• [Required action] Please print each record below exactly as it is written.

##### Input records #####

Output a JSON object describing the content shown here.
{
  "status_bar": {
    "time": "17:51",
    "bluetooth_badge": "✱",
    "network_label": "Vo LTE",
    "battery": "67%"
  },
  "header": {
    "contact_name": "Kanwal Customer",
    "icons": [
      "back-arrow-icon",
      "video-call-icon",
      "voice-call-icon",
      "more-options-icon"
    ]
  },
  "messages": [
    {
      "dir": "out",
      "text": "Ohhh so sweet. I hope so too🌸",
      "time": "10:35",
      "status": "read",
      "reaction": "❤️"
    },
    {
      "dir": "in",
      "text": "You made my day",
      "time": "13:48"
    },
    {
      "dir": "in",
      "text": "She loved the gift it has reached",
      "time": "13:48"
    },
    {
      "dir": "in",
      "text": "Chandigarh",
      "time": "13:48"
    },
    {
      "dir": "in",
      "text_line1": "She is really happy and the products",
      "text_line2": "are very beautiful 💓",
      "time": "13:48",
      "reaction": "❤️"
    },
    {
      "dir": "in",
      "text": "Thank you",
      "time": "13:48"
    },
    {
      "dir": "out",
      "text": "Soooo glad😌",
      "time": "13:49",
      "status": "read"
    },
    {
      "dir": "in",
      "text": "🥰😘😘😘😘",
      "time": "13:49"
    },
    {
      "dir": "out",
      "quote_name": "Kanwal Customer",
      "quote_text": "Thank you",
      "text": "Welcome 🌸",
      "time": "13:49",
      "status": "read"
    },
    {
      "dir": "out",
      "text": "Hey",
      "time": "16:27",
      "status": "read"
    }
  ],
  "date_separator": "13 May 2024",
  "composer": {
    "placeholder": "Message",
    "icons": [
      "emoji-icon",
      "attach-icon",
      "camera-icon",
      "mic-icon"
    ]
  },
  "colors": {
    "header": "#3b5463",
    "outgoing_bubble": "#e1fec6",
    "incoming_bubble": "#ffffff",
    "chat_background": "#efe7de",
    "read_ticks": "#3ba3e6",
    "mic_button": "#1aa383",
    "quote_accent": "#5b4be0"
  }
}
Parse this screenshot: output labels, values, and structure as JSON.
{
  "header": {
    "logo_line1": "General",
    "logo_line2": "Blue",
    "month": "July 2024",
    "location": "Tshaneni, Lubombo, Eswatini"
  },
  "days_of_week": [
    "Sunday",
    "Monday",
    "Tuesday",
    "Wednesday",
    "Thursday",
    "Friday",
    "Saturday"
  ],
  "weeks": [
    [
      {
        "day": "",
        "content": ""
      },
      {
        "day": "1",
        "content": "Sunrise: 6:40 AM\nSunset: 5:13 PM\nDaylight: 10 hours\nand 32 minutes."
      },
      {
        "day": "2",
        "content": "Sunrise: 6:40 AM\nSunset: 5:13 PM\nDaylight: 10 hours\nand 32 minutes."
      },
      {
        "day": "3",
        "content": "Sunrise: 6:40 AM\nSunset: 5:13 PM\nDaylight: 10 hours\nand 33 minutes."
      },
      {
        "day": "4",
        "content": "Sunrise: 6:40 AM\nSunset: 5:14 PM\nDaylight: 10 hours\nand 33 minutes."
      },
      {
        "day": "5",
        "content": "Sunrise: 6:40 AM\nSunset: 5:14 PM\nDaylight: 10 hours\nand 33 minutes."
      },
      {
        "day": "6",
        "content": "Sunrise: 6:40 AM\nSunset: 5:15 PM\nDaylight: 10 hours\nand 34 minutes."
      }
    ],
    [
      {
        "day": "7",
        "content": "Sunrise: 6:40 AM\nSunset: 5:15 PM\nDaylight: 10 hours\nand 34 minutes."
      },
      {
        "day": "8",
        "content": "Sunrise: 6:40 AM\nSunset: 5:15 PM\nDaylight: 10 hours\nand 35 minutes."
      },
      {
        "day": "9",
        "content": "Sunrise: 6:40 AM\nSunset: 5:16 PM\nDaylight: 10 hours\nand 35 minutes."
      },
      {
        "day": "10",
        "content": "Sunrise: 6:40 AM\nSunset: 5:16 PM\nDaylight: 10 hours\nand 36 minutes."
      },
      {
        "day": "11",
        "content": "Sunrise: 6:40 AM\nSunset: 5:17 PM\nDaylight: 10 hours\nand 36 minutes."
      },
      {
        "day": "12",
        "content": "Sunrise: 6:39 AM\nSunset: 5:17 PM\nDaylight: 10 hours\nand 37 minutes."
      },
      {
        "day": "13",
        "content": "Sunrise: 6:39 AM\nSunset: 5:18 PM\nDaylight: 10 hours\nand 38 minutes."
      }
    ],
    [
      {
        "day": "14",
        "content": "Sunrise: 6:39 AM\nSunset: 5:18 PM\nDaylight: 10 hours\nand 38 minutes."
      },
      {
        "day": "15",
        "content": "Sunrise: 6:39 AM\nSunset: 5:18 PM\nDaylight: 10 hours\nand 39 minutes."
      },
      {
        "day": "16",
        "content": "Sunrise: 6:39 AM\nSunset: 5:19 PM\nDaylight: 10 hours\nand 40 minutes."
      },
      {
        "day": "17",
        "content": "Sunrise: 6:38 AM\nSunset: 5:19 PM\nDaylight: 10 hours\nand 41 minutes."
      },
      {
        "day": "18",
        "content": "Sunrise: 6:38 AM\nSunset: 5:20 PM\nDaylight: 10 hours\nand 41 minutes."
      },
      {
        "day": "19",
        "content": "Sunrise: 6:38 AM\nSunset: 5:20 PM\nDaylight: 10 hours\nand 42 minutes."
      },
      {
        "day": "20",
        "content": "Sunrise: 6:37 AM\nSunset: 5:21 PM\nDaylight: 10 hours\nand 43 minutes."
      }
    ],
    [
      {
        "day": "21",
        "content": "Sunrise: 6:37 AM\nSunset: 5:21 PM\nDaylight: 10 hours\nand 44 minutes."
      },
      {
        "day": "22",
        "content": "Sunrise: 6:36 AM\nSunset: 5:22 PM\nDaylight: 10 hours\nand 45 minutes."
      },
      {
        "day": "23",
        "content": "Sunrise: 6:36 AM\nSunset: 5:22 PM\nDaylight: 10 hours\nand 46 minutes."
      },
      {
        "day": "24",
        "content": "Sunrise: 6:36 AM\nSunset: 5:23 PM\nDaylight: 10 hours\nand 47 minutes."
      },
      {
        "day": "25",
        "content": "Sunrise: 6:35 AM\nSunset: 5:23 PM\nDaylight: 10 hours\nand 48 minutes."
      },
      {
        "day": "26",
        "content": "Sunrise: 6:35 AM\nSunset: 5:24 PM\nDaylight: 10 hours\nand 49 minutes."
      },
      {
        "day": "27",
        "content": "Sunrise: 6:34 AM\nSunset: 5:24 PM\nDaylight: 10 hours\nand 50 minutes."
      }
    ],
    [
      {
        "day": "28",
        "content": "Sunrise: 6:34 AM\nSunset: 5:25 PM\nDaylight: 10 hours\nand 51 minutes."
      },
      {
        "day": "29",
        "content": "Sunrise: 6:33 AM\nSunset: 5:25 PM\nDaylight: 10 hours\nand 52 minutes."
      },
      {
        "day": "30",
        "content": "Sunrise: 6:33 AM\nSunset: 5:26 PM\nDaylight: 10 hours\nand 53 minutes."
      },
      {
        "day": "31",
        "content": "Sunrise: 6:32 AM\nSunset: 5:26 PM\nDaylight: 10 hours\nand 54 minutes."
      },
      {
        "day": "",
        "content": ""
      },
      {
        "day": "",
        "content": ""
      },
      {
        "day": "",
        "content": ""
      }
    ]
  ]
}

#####

• [The answer]
Output a JSON object describing the content shown here.
{
  "status_bar": {
    "time": "17:51",
    "bluetooth_badge": "✱",
    "network_label": "Vo LTE",
    "battery": "67%"
  },
  "header": {
    "contact_name": "Kanwal Customer",
    "icons": [
      "back-arrow-icon",
      "video-call-icon",
      "voice-call-icon",
      "more-options-icon"
    ]
  },
  "messages": [
    {
      "dir": "out",
      "text": "Ohhh so sweet. I hope so too🌸",
      "time": "10:35",
      "status": "read",
      "reaction": "❤️"
    },
    {
      "dir": "in",
      "text": "You made my day",
      "time": "13:48"
    },
    {
      "dir": "in",
      "text": "She loved the gift it has reached",
      "time": "13:48"
    },
    {
      "dir": "in",
      "text": "Chandigarh",
      "time": "13:48"
    },
    {
      "dir": "in",
      "text_line1": "She is really happy and the products",
      "text_line2": "are very beautiful 💓",
      "time": "13:48",
      "reaction": "❤️"
    },
    {
      "dir": "in",
      "text": "Thank you",
      "time": "13:48"
    },
    {
      "dir": "out",
      "text": "Soooo glad😌",
      "time": "13:49",
      "status": "read"
    },
    {
      "dir": "in",
      "text": "🥰😘😘😘😘",
      "time": "13:49"
    },
    {
      "dir": "out",
      "quote_name": "Kanwal Customer",
      "quote_text": "Thank you",
      "text": "Welcome 🌸",
      "time": "13:49",
      "status": "read"
    },
    {
      "dir": "out",
      "text": "Hey",
      "time": "16:27",
      "status": "read"
    }
  ],
  "date_separator": "13 May 2024",
  "composer": {
    "placeholder": "Message",
    "icons": [
      "emoji-icon",
      "attach-icon",
      "camera-icon",
      "mic-icon"
    ]
  },
  "colors": {
    "header": "#3b5463",
    "outgoing_bubble": "#e1fec6",
    "incoming_bubble": "#ffffff",
    "chat_background": "#efe7de",
    "read_ticks": "#3ba3e6",
    "mic_button": "#1aa383",
    "quote_accent": "#5b4be0"
  }
}
Parse this screenshot: output labels, values, and structure as JSON.
{
  "header": {
    "logo_line1": "General",
    "logo_line2": "Blue",
    "month": "July 2024",
    "location": "Tshaneni, Lubombo, Eswatini"
  },
  "days_of_week": [
    "Sunday",
    "Monday",
    "Tuesday",
    "Wednesday",
    "Thursday",
    "Friday",
    "Saturday"
  ],
  "weeks": [
    [
      {
        "day": "",
        "content": ""
      },
      {
        "day": "1",
        "content": "Sunrise: 6:40 AM\nSunset: 5:13 PM\nDaylight: 10 hours\nand 32 minutes."
      },
      {
        "day": "2",
        "content": "Sunrise: 6:40 AM\nSunset: 5:13 PM\nDaylight: 10 hours\nand 32 minutes."
      },
      {
        "day": "3",
        "content": "Sunrise: 6:40 AM\nSunset: 5:13 PM\nDaylight: 10 hours\nand 33 minutes."
      },
      {
        "day": "4",
        "content": "Sunrise: 6:40 AM\nSunset: 5:14 PM\nDaylight: 10 hours\nand 33 minutes."
      },
      {
        "day": "5",
        "content": "Sunrise: 6:40 AM\nSunset: 5:14 PM\nDaylight: 10 hours\nand 33 minutes."
      },
      {
        "day": "6",
        "content": "Sunrise: 6:40 AM\nSunset: 5:15 PM\nDaylight: 10 hours\nand 34 minutes."
      }
    ],
    [
      {
        "day": "7",
        "content": "Sunrise: 6:40 AM\nSunset: 5:15 PM\nDaylight: 10 hours\nand 34 minutes."
      },
      {
        "day": "8",
        "content": "Sunrise: 6:40 AM\nSunset: 5:15 PM\nDaylight: 10 hours\nand 35 minutes."
      },
      {
        "day": "9",
        "content": "Sunrise: 6:40 AM\nSunset: 5:16 PM\nDaylight: 10 hours\nand 35 minutes."
      },
      {
        "day": "10",
        "content": "Sunrise: 6:40 AM\nSunset: 5:16 PM\nDaylight: 10 hours\nand 36 minutes."
      },
      {
        "day": "11",
        "content": "Sunrise: 6:40 AM\nSunset: 5:17 PM\nDaylight: 10 hours\nand 36 minutes."
      },
      {
        "day": "12",
        "content": "Sunrise: 6:39 AM\nSunset: 5:17 PM\nDaylight: 10 hours\nand 37 minutes."
      },
      {
        "day": "13",
        "content": "Sunrise: 6:39 AM\nSunset: 5:18 PM\nDaylight: 10 hours\nand 38 minutes."
      }
    ],
    [
      {
        "day": "14",
        "content": "Sunrise: 6:39 AM\nSunset: 5:18 PM\nDaylight: 10 hours\nand 38 minutes."
      },
      {
        "day": "15",
        "content": "Sunrise: 6:39 AM\nSunset: 5:18 PM\nDaylight: 10 hours\nand 39 minutes."
      },
      {
        "day": "16",
        "content": "Sunrise: 6:39 AM\nSunset: 5:19 PM\nDaylight: 10 hours\nand 40 minutes."
      },
      {
        "day": "17",
        "content": "Sunrise: 6:38 AM\nSunset: 5:19 PM\nDaylight: 10 hours\nand 41 minutes."
      },
      {
        "day": "18",
        "content": "Sunrise: 6:38 AM\nSunset: 5:20 PM\nDaylight: 10 hours\nand 41 minutes."
      },
      {
        "day": "19",
        "content": "Sunrise: 6:38 AM\nSunset: 5:20 PM\nDaylight: 10 hours\nand 42 minutes."
      },
      {
        "day": "20",
        "content": "Sunrise: 6:37 AM\nSunset: 5:21 PM\nDaylight: 10 hours\nand 43 minutes."
      }
    ],
    [
      {
        "day": "21",
        "content": "Sunrise: 6:37 AM\nSunset: 5:21 PM\nDaylight: 10 hours\nand 44 minutes."
      },
      {
        "day": "22",
        "content": "Sunrise: 6:36 AM\nSunset: 5:22 PM\nDaylight: 10 hours\nand 45 minutes."
      },
      {
        "day": "23",
        "content": "Sunrise: 6:36 AM\nSunset: 5:22 PM\nDaylight: 10 hours\nand 46 minutes."
      },
      {
        "day": "24",
        "content": "Sunrise: 6:36 AM\nSunset: 5:23 PM\nDaylight: 10 hours\nand 47 minutes."
      },
      {
        "day": "25",
        "content": "Sunrise: 6:35 AM\nSunset: 5:23 PM\nDaylight: 10 hours\nand 48 minutes."
      },
      {
        "day": "26",
        "content": "Sunrise: 6:35 AM\nSunset: 5:24 PM\nDaylight: 10 hours\nand 49 minutes."
      },
      {
        "day": "27",
        "content": "Sunrise: 6:34 AM\nSunset: 5:24 PM\nDaylight: 10 hours\nand 50 minutes."
      }
    ],
    [
      {
        "day": "28",
        "content": "Sunrise: 6:34 AM\nSunset: 5:25 PM\nDaylight: 10 hours\nand 51 minutes."
      },
      {
        "day": "29",
        "content": "Sunrise: 6:33 AM\nSunset: 5:25 PM\nDaylight: 10 hours\nand 52 minutes."
      },
      {
        "day": "30",
        "content": "Sunrise: 6:33 AM\nSunset: 5:26 PM\nDaylight: 10 hours\nand 53 minutes."
      },
      {
        "day": "31",
        "content": "Sunrise: 6:32 AM\nSunset: 5:26 PM\nDaylight: 10 hours\nand 54 minutes."
      },
      {
        "day": "",
        "content": ""
      },
      {
        "day": "",
        "content": ""
      },
      {
        "day": "",
        "content": ""
      }
    ]
  ]
}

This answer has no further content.